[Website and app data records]
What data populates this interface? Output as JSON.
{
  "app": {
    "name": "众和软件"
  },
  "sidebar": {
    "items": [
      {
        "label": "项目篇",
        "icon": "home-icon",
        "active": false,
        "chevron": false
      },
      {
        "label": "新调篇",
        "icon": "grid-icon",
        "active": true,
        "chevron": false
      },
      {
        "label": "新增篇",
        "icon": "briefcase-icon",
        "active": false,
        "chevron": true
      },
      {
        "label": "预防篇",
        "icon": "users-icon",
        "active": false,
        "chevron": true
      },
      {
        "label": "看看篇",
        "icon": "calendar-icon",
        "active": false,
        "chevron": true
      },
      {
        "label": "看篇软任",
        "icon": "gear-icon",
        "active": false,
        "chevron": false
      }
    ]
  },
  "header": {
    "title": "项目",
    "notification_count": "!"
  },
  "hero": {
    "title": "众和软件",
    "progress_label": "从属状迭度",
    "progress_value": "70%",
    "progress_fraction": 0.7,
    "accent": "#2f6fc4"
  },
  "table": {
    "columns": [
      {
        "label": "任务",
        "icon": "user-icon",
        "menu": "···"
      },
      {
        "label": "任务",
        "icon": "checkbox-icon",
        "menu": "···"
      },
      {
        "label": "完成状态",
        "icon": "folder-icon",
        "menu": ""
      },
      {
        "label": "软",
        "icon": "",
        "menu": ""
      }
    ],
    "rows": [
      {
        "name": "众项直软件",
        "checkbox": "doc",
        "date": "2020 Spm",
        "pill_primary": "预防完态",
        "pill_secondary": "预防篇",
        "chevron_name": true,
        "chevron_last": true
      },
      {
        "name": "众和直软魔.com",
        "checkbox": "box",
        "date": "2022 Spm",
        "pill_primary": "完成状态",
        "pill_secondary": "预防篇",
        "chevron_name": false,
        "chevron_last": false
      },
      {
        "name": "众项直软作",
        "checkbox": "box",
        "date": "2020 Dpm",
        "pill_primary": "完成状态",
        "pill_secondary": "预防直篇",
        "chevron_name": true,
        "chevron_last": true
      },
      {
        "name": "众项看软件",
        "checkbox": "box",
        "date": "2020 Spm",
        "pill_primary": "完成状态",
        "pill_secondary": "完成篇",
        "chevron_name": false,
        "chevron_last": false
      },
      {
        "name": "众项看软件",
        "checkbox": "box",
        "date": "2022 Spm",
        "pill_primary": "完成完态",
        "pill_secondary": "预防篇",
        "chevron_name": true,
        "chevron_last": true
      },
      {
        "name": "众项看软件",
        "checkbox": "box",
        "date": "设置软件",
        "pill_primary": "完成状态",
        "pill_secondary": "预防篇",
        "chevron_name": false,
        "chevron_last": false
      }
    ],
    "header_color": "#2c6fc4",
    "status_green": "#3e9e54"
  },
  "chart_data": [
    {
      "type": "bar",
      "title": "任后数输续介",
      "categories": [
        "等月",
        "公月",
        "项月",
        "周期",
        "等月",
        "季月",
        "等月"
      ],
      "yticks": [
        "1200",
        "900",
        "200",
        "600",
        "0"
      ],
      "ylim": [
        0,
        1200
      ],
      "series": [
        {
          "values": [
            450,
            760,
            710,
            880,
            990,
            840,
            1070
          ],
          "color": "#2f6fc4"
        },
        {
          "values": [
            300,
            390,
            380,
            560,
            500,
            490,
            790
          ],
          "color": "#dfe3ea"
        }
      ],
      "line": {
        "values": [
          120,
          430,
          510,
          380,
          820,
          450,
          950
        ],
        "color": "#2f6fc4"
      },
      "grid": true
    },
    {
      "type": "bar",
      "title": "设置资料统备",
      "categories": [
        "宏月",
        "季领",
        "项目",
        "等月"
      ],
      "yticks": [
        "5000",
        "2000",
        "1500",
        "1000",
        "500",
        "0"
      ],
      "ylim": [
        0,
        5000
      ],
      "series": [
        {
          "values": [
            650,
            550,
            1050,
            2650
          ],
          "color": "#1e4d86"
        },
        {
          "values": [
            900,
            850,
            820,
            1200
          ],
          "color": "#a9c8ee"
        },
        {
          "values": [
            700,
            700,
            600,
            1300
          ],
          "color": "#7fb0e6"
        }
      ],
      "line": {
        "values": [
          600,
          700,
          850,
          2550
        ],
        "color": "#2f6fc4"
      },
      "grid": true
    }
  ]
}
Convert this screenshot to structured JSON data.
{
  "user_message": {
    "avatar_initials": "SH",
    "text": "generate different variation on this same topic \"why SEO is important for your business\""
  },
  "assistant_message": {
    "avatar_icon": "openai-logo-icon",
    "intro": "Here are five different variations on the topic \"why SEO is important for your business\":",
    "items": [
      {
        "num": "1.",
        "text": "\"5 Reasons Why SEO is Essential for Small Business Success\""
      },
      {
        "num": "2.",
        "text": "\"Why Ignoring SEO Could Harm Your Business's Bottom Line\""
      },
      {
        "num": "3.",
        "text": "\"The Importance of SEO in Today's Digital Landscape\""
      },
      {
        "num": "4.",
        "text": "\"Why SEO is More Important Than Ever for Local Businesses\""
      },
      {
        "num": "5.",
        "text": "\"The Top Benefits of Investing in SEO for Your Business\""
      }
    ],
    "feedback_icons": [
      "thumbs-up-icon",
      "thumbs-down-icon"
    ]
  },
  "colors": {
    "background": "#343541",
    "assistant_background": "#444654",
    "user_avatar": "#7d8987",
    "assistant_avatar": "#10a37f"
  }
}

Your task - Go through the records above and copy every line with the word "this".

Written solution -
What data populates this interface? Output as JSON.
Convert this screenshot to structured JSON data.
    "text": "generate different variation on this same topic \"why SEO is important for your business\""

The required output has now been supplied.